**The data:**

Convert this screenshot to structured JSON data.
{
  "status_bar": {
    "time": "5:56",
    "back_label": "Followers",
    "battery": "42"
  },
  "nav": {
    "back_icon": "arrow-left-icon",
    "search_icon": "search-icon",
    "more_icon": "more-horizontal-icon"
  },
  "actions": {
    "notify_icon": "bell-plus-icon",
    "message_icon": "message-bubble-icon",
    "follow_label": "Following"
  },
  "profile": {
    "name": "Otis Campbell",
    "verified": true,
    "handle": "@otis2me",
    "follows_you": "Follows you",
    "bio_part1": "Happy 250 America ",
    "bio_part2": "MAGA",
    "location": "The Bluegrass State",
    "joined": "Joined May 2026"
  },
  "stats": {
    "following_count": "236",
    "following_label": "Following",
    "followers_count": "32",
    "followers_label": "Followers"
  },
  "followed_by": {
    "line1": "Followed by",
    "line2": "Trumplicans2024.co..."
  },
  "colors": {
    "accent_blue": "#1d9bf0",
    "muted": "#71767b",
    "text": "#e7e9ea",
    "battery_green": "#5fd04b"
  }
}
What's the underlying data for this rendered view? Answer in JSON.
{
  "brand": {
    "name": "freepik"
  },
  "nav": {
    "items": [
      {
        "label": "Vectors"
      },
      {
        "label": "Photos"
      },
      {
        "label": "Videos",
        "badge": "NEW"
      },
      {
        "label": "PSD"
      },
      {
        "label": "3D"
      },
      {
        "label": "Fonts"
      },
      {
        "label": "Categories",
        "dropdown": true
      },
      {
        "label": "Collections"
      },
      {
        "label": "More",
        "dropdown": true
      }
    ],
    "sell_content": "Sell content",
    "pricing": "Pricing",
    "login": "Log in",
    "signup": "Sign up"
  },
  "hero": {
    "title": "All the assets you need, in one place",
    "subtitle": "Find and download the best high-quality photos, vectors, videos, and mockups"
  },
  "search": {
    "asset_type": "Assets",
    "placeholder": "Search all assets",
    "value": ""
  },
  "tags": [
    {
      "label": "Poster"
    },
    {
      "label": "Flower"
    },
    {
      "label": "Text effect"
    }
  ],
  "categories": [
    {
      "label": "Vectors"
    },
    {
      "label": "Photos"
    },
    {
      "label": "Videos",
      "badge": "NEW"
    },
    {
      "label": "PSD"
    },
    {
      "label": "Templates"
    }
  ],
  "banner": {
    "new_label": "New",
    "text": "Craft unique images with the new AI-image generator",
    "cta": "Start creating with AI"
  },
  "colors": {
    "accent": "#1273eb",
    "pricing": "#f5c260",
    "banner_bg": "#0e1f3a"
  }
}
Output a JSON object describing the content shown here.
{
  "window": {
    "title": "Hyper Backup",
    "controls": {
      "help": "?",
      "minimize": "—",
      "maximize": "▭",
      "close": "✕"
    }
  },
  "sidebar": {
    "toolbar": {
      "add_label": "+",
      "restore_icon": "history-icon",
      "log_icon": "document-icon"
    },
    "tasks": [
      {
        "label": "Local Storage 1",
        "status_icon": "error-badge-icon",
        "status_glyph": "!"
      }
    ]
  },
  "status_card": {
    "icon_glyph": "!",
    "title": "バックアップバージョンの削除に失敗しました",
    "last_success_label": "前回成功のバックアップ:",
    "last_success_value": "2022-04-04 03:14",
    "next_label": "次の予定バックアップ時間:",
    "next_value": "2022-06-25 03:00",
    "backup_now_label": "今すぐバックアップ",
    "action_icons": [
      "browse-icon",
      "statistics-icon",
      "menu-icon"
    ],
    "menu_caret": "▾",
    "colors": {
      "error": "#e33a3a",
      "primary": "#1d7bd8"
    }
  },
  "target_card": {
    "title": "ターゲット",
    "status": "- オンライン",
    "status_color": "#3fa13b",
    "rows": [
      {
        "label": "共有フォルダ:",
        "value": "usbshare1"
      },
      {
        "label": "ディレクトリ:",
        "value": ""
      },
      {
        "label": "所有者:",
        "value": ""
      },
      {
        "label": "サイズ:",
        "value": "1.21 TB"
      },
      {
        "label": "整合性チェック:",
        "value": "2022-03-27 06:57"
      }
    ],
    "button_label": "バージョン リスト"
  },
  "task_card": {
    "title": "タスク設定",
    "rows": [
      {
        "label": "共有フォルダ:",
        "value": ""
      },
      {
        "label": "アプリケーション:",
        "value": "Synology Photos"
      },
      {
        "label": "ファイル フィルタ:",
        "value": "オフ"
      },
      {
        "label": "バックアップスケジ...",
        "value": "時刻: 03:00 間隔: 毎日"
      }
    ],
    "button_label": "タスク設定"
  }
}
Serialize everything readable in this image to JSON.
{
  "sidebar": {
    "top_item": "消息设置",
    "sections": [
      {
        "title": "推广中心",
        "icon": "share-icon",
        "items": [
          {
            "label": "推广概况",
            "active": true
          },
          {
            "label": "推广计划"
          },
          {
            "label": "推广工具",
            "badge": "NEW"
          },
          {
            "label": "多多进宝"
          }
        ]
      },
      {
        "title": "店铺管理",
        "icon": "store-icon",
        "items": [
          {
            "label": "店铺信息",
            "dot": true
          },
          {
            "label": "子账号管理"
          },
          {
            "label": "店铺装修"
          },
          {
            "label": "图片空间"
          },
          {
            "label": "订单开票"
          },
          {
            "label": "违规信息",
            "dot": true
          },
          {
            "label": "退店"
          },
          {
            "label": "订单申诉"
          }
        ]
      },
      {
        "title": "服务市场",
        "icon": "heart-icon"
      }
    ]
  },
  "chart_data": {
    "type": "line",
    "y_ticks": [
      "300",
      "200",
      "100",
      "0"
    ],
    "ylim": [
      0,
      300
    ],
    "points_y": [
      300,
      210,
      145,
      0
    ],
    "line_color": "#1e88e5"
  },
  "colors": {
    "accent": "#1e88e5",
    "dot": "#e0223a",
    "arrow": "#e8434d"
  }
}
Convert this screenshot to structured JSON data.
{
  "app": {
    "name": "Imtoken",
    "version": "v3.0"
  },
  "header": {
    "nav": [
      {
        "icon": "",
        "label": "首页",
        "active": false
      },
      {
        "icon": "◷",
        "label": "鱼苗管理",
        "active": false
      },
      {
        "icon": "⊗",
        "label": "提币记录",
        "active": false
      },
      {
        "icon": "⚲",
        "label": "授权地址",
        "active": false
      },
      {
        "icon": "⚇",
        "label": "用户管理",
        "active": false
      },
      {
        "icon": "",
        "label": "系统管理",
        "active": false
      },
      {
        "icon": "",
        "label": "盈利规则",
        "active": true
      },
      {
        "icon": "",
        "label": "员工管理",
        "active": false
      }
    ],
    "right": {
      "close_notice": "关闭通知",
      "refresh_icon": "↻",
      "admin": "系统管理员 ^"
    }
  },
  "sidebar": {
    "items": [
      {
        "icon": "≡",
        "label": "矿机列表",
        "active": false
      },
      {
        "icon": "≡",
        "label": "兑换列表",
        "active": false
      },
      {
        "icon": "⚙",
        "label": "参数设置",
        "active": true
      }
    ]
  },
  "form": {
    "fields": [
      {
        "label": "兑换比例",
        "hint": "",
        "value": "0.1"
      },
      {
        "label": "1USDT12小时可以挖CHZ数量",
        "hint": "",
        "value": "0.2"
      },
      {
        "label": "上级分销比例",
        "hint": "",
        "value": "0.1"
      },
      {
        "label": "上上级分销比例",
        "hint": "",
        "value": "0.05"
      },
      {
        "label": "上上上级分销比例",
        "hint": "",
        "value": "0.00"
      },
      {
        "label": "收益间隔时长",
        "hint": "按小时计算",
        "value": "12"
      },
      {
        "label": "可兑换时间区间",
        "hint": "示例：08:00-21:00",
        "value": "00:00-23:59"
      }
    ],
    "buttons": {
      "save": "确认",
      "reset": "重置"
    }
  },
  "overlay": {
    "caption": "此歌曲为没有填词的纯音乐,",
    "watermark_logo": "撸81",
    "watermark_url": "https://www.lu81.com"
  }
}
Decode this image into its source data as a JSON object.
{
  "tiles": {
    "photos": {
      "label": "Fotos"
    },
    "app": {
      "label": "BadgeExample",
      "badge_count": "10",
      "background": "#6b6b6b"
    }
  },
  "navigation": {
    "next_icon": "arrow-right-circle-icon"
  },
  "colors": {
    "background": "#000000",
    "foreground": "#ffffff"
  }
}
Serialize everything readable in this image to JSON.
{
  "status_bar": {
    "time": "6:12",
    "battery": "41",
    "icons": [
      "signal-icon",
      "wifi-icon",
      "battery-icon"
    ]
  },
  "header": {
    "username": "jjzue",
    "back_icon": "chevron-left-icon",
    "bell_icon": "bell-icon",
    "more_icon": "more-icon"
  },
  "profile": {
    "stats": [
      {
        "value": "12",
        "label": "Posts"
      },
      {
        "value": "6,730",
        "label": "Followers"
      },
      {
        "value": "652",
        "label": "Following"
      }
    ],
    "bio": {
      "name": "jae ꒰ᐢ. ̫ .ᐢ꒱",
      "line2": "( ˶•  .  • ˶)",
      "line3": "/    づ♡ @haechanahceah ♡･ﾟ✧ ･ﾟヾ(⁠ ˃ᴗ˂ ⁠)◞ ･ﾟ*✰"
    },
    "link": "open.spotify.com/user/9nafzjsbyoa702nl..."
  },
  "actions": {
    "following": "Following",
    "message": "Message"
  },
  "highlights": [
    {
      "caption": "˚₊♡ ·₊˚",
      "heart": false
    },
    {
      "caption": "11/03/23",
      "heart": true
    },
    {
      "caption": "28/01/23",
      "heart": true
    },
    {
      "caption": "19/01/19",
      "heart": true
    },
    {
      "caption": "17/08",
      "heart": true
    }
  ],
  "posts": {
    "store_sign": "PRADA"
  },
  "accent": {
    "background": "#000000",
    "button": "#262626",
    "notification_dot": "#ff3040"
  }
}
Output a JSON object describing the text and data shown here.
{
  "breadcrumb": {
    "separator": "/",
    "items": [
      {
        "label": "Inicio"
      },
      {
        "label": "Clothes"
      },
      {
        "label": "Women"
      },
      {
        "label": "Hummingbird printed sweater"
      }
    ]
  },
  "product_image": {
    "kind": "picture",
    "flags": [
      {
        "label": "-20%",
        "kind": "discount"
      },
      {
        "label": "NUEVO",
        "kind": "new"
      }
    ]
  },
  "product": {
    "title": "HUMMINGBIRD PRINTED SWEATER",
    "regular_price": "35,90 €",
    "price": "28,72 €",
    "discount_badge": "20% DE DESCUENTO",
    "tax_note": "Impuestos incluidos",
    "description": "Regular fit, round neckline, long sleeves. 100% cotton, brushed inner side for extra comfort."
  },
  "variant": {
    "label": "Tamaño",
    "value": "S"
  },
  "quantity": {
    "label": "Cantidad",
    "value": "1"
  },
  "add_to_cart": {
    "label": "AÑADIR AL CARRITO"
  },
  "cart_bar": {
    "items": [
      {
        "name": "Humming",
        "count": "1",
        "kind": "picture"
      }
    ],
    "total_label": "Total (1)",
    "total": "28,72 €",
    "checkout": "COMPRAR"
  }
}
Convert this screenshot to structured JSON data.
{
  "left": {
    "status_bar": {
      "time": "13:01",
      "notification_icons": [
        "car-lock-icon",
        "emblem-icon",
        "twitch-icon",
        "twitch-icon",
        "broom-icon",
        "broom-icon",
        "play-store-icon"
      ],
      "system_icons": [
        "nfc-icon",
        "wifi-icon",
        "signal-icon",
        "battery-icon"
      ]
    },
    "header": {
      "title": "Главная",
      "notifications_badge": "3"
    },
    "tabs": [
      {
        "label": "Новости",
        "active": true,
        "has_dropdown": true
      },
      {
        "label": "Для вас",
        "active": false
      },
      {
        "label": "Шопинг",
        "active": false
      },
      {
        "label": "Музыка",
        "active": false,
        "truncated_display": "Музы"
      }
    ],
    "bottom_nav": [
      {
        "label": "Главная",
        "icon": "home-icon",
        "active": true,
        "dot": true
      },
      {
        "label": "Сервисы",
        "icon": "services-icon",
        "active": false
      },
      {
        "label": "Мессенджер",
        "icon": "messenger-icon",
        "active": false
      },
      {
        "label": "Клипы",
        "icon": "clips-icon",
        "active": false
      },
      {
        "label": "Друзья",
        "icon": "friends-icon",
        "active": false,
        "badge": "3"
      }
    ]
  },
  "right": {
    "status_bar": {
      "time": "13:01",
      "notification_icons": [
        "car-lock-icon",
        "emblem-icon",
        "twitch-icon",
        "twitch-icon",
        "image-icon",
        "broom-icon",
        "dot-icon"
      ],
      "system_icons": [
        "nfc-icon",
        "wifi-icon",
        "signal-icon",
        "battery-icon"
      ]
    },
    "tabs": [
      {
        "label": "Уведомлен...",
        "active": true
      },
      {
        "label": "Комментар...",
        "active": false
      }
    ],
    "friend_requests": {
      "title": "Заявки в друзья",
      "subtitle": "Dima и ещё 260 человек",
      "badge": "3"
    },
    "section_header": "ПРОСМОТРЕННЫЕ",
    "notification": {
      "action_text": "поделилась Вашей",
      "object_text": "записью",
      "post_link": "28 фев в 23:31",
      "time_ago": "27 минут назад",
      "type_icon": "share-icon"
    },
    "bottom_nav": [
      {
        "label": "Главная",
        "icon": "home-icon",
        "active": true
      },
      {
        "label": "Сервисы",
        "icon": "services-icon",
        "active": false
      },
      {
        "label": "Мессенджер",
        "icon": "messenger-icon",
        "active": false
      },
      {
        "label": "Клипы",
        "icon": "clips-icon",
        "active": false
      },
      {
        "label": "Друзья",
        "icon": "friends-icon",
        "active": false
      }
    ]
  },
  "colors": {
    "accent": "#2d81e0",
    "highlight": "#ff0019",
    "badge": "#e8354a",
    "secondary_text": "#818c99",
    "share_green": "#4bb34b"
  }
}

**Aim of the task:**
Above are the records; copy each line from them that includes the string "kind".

**Task response:**
    "kind": "picture",
        "kind": "discount"
        "kind": "new"
        "kind": "picture"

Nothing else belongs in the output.